Neville Agnew is a specialist on conservation/protection of cultural as well as other global heritage sites and artifacts. Dr. Agnew is a group director of the Getty Conservation Institute in California, United States of America.
Megan Biesele is an anthropologist who has worked with the Kalahari San/bushmen peoples of southern Africa for over 30 years. Dr. Biesele is a professor at the University of Texas-Houston and a director of the Kalahari Peoples Fund, which she co-founded as an advocacy/education group for the San/Bushman communities in Namibia and Botswana.
Jean Clottes is internationally known for his research and management work at France’s Chauvet Cave (site of the oldest known cave art). Dr. Clottes has served as president of the International Committee of Rock Art and the International Federation of Rock Art Organisations. Dr. Clottes has published over 300 scientific articles and written or edited 21 books. He also accompanied David Coulson and Alec Campbell on a number of important rock art expeditions in the Sahara Desert and East Africa.
Lazare Eloundou is an architect and African Heritage professional who has worked in the continent on various heritage matters for many years ranging from the training of heritage professionals to planning low-cost urban development and the promotion of earth architecture. Mr. Eloundou is Head of the Africa Unit at UNESCO’s World Heritage Centre in Paris. Currently, he is also in charge of UNESCO’s Mali office with responsibility for ensuring the restoration of the destroyed Mali World Heritage sites in using Timbuktu.
Robert Hitchcock is Professor of Anthropology and Geography, and the Coordinator of African Studies at the University of Nebraska-Lincoln. He has worked as a cultural anthropologist and a development consultant on land use and resettlement planning, social impact analysis, natural resource management, conflict resolution, and human rights issues. He is a co-founder of the Committee for Human Rights of the American Anthropological Association and the Kalahari Peoples Fund.

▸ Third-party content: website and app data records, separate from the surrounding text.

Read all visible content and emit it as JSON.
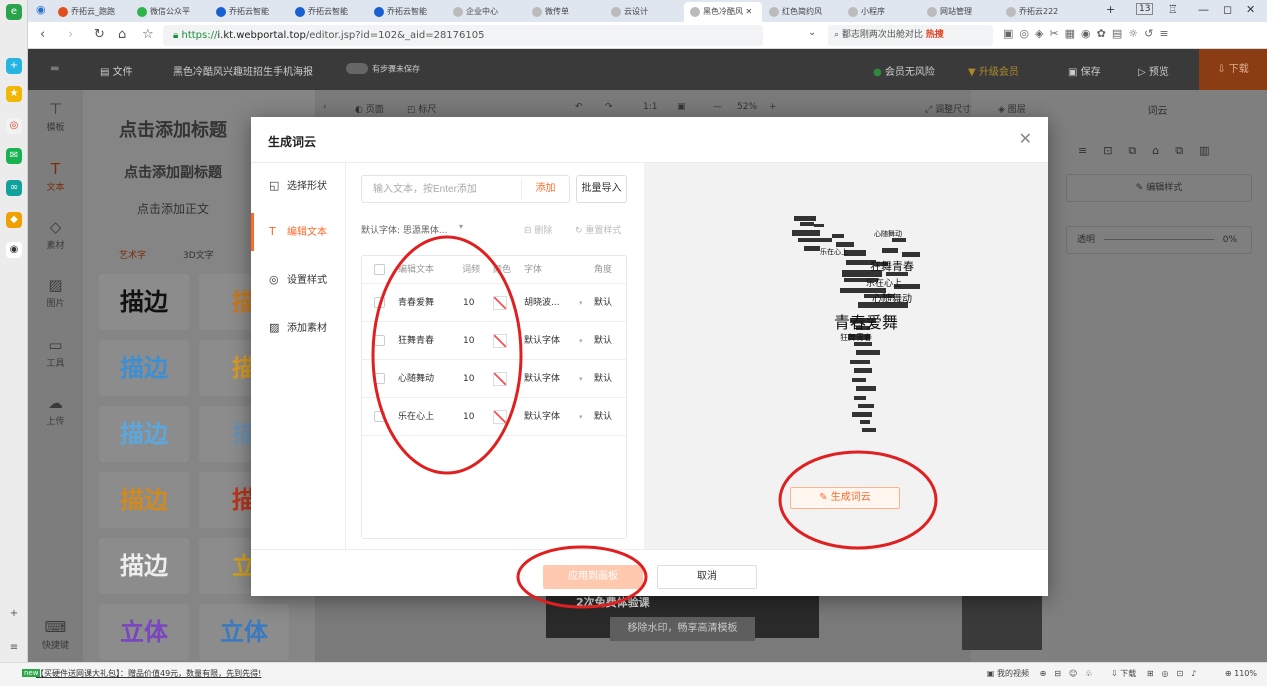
{
  "browser": {
    "tabs": [
      {
        "label": "乔拓云_跑跑",
        "color": "#e0501f"
      },
      {
        "label": "微信公众平",
        "color": "#2db34a"
      },
      {
        "label": "乔拓云智能",
        "color": "#1a5fd1"
      },
      {
        "label": "乔拓云智能",
        "color": "#1a5fd1"
      },
      {
        "label": "乔拓云智能",
        "color": "#1a5fd1"
      },
      {
        "label": "企业中心",
        "color": "#bbbbbb"
      },
      {
        "label": "微传单",
        "color": "#bbbbbb"
      },
      {
        "label": "云设计",
        "color": "#bbbbbb"
      },
      {
        "label": "黑色冷酷风",
        "color": "#bbbbbb",
        "active": true
      },
      {
        "label": "红色简约风",
        "color": "#bbbbbb"
      },
      {
        "label": "小程序",
        "color": "#bbbbbb"
      },
      {
        "label": "网站管理",
        "color": "#bbbbbb"
      },
      {
        "label": "乔拓云222",
        "color": "#bbbbbb"
      }
    ],
    "tab_count": "13",
    "url_scheme": "https://",
    "url_host": "i.kt.webportal.top",
    "url_path": "/editor.jsp?id=102&_aid=28176105",
    "search_text": "鄱志刚两次出舱对比",
    "search_hot": "热搜"
  },
  "editor": {
    "file_label": "文件",
    "doc_title": "黑色冷酷风兴趣班招生手机海报",
    "autosave_label": "有步骤未保存",
    "risk_label": "会员无风险",
    "upgrade_label": "升级会员",
    "save_label": "保存",
    "preview_label": "预览",
    "download_label": "下载",
    "nav": [
      "模板",
      "文本",
      "素材",
      "图片",
      "工具",
      "上传"
    ],
    "shortcut_label": "快捷键",
    "panel_title": "点击添加标题",
    "panel_subtitle": "点击添加副标题",
    "panel_body": "点击添加正文",
    "panel_tabs": [
      "艺术字",
      "3D文字"
    ],
    "tiles": [
      "描边",
      "描",
      "描边",
      "描",
      "描边",
      "描",
      "描边",
      "描",
      "描边",
      "立",
      "立体",
      "立体"
    ],
    "canvas_tools": {
      "page": "页面",
      "ruler": "标尺",
      "zoom": "52%",
      "ratio": "1:1",
      "resize": "调整尺寸",
      "layers": "图层"
    },
    "right_title": "词云",
    "edit_style": "编辑样式",
    "opacity_label": "透明",
    "opacity_value": "0%",
    "poster_text": "2次免费体验课",
    "watermark_text": "移除水印，畅享高清模板"
  },
  "modal": {
    "title": "生成词云",
    "side": [
      {
        "label": "选择形状",
        "icon": "shape-icon"
      },
      {
        "label": "编辑文本",
        "icon": "text-icon",
        "active": true
      },
      {
        "label": "设置样式",
        "icon": "style-icon"
      },
      {
        "label": "添加素材",
        "icon": "image-icon"
      }
    ],
    "input_placeholder": "输入文本，按Enter添加",
    "add_label": "添加",
    "batch_label": "批量导入",
    "default_font": "默认字体: 思源黑体...",
    "delete_label": "删除",
    "reset_label": "重置样式",
    "table": {
      "headers": [
        "编辑文本",
        "词频",
        "颜色",
        "字体",
        "角度"
      ],
      "rows": [
        {
          "text": "青春爱舞",
          "freq": "10",
          "font": "胡晓波...",
          "angle": "默认"
        },
        {
          "text": "狂舞青春",
          "freq": "10",
          "font": "默认字体",
          "angle": "默认"
        },
        {
          "text": "心随舞动",
          "freq": "10",
          "font": "默认字体",
          "angle": "默认"
        },
        {
          "text": "乐在心上",
          "freq": "10",
          "font": "默认字体",
          "angle": "默认"
        }
      ]
    },
    "wordcloud_words": [
      "狂舞青春",
      "乐在心上",
      "心随舞动",
      "青春爱舞",
      "狂舞青春",
      "乐在心上",
      "心随舞动"
    ],
    "generate_label": "生成词云",
    "apply_label": "应用到画板",
    "cancel_label": "取消"
  },
  "statusbar": {
    "promo_badge": "new",
    "promo": "【买硬件送网课大礼包】：赠品价值49元，数量有限，先到先得!",
    "my_video": "我的视频",
    "download": "下载",
    "zoom": "110%"
  }
}
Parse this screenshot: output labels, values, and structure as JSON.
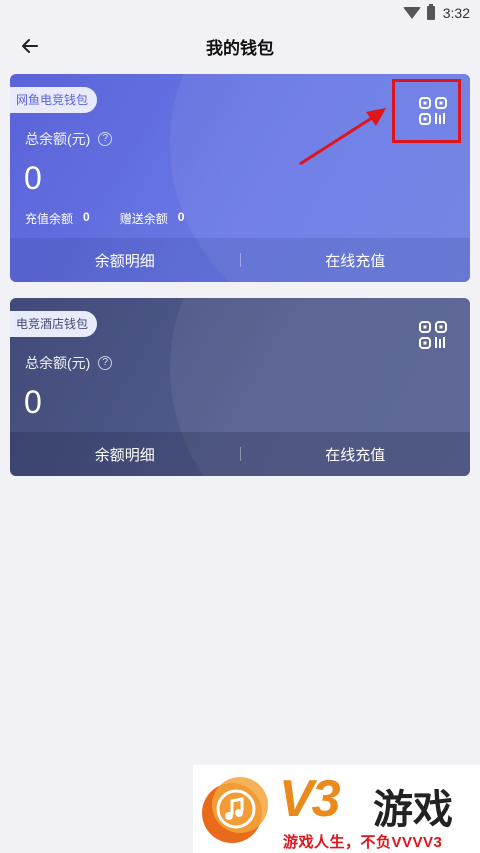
{
  "status_bar": {
    "time": "3:32"
  },
  "header": {
    "title": "我的钱包"
  },
  "cards": [
    {
      "tag": "网鱼电竞钱包",
      "balance_label": "总余额(元)",
      "help": "?",
      "balance": "0",
      "recharge_label": "充值余额",
      "recharge_value": "0",
      "gift_label": "赠送余额",
      "gift_value": "0",
      "detail_button": "余额明细",
      "topup_button": "在线充值"
    },
    {
      "tag": "电竞酒店钱包",
      "balance_label": "总余额(元)",
      "help": "?",
      "balance": "0",
      "detail_button": "余额明细",
      "topup_button": "在线充值"
    }
  ],
  "watermark": {
    "brand": "V3",
    "name": "游戏",
    "slogan": "游戏人生，不负VVVV3"
  },
  "colors": {
    "card1": "#5a63d8",
    "card2": "#414a78",
    "highlight": "#e0141b",
    "brand_orange": "#ea8a1c"
  },
  "icons": [
    "back-arrow-icon",
    "qr-code-icon",
    "help-icon",
    "wifi-icon",
    "battery-icon"
  ]
}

Annette Lanjouw studied behavioural ecology of bonobo in the Democratic Republic of Congo. Dr. Lanjouw has worked on conservation of Great Apes in the Democratic Republic of Congo, Rwanda, and Uganda, with an emphasis on integrated conservation and development as well as building individual and institutional capacity of conservation/development leadership in Africa. She has worked with the Howard G. Buffett Foundation, Frankfurt Zoological Society, Wildlife Conservation Society, Worldwide Fund for Nature, African Wildlife Foundation, and Fauna and Flora International among others. With TARA, she conducted two missions in Niger, in order to advise on conservation of rock art sites as well as integrating conservation within community development.
John Parkington is professor of anthropology and archaeology at the University of Cape Town and one of the foremost rock art specialists in Southern Africa. Apart from rock art his research interests include rock art, hunter-gatherers, coastal archaeology and archaeological method and theory. He is the author of many books and publications on rock art and is well known for his community conservation work in the Cedarberg area of the south Western Cape.
Heinz Rüther is Professor Emeritus of anthropology and a Fellow of the University of Cape Town and South African Academy of Engineers. Professor Rüther is a member of the South African Academy of Science and is a past Council member of International Society for Photogrammetry and Remote Sensing. Professor Rüther is the Principal Investigator of the African Cultural Heritage Sites and Landscapes Project; also, he serves as the Scientific Coordinator of the Lake Rukwa Basin Integrated Project in Tanzania.
Abdellah Salih was for many years a voice in the wilderness in Morocco; he realised that many ancient engravings were being stolen as well as defaced and spoke out on this subject until he was finally heard. In the early 2000s, he was Director of IRCAM (Institut Royal de Culture Amazighe) in Rabat when he set up the first rock art conservation projects in the Zagora area of south western Morocco. He is now Director of Culture at the Ministry Culture and remains a powerful advocate for rock art in Morocco. In 2010, he succeeded in raising the funds to host an international workshop on rock art theft and vandalism (Rock Art in Peril) in Morocco which TARA organised.
Roberta Simonis is an expert on North Africa rock art and is based in Milan, Italy. Roberta Simonis and Giancarlo Negro are publishers of the prestigious annual scientific journal ‘Sahara’. Each have made many important expeditions in the Sahara in search of rock art and have made a major contribution to rock art research in this area.
Nigel Winser was born in Kenya and for many years was Deputy Director of London’s Royal Geographical Society. He is now Executive Vice President, Middle East and India for Earthwatch International and Chair of Oman programme. Two of Nigel’s most successful and much published expeditions while at the Royal Geographical Society were the Wahiba Sand Project in Oman and the Mulu caves expendition to Sarawak. Mr. Winser was leader of the highly successful Wahiba Sands Project in Oman and played a major role in the successful fundraising operation that has allowed the London’s Royal Geographical Society to substantially expand and upgrade its famous premises on Kensington Road, London.